The year has started well for financial markets. Equities are generally up. European sovereigns have borrowed with an ease that has surprised many observers. Economic data, particularly in the US, have beaten expectations. So as President Barack Obama prepares to give his State of the Union address, and as policymakers and corporate chiefs come together in Davos, there is less alarm among the global community, though not yet a sense of relief. Indeed, anxiety about the future remains a major driver of economic performance.
At Davos and beyond there will be many who argue that we must prioritise increasing business confidence and who say that government stimulus is at best useless and at worst counterproductive. Others will argue that priority must be given to stimulus and that issues of business confidence are red herrings.
Government has no higher responsibility than insuring economies have an adequate level of demand. Without growing demand, there is no prospect of sustained growth, let alone a significant fall in joblessness. And without either of these there is no chance of reducing debt-to-income ratios.
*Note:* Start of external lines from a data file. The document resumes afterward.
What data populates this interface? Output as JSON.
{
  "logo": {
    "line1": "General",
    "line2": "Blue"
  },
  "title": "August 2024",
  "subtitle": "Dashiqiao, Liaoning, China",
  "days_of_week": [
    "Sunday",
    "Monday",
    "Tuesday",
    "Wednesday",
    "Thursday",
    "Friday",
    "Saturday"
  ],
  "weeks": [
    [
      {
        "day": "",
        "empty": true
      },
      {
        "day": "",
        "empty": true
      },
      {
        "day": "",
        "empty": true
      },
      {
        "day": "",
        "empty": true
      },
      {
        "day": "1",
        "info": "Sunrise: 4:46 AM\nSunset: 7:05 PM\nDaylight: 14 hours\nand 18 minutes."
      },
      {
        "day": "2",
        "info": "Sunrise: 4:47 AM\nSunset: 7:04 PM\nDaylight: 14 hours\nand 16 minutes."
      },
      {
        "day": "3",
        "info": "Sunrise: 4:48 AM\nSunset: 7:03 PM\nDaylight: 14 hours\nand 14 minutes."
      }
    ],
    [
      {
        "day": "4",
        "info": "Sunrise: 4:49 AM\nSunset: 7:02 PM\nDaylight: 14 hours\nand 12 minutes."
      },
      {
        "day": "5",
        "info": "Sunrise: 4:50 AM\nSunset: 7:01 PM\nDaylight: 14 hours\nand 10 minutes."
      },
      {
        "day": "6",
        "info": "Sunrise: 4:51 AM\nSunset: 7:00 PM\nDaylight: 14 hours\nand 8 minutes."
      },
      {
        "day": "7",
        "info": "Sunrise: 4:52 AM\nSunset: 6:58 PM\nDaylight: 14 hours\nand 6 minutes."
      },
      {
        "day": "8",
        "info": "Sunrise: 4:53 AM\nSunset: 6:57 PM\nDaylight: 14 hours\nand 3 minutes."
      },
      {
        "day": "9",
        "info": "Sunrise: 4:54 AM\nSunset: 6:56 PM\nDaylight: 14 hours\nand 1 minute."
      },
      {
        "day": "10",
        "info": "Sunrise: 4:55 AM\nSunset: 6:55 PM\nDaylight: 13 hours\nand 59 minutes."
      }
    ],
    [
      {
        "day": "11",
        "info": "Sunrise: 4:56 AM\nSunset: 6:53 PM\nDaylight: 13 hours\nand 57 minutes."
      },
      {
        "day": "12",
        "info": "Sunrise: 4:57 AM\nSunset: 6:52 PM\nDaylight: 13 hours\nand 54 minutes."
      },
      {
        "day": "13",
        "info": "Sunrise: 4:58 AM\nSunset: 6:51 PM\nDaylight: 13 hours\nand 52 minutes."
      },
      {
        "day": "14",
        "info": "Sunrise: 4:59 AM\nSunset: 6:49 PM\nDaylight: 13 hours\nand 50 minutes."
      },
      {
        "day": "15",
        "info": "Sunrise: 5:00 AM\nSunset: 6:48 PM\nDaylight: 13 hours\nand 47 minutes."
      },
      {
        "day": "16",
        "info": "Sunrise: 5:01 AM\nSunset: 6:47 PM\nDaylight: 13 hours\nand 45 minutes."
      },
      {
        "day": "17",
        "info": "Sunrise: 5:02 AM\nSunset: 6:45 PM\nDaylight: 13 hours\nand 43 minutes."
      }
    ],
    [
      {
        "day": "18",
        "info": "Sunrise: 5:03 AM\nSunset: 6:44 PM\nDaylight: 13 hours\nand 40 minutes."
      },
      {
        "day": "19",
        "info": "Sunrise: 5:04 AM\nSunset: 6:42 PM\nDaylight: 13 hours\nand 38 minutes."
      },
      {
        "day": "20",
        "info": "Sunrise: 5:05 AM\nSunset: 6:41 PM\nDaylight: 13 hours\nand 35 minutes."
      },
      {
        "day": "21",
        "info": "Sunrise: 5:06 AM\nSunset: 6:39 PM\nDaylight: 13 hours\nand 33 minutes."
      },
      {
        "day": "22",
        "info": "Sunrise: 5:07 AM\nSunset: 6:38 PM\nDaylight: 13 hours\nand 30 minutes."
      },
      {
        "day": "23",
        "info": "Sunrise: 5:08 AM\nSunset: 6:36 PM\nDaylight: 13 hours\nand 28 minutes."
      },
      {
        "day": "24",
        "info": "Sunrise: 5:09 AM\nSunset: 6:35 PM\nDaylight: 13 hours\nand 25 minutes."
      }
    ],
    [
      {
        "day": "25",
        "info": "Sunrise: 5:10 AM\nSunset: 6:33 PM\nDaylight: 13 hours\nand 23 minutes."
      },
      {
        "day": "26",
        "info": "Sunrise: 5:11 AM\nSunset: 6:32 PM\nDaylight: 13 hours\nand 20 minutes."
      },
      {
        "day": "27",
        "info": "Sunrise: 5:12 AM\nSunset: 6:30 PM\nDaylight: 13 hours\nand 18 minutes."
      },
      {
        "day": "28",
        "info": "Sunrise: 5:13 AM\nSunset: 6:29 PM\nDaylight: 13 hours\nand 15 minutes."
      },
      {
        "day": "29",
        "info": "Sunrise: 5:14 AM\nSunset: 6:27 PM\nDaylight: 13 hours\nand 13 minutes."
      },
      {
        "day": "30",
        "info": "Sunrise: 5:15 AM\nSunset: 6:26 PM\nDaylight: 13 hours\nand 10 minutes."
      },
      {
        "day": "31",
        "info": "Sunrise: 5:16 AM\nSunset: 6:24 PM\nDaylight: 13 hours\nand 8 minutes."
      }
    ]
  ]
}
The best chance for economic recovery involves governments working directly to increase demand and to augment business confidence. At Davos and beyond, this should be the focus of economic debates. Continue reading »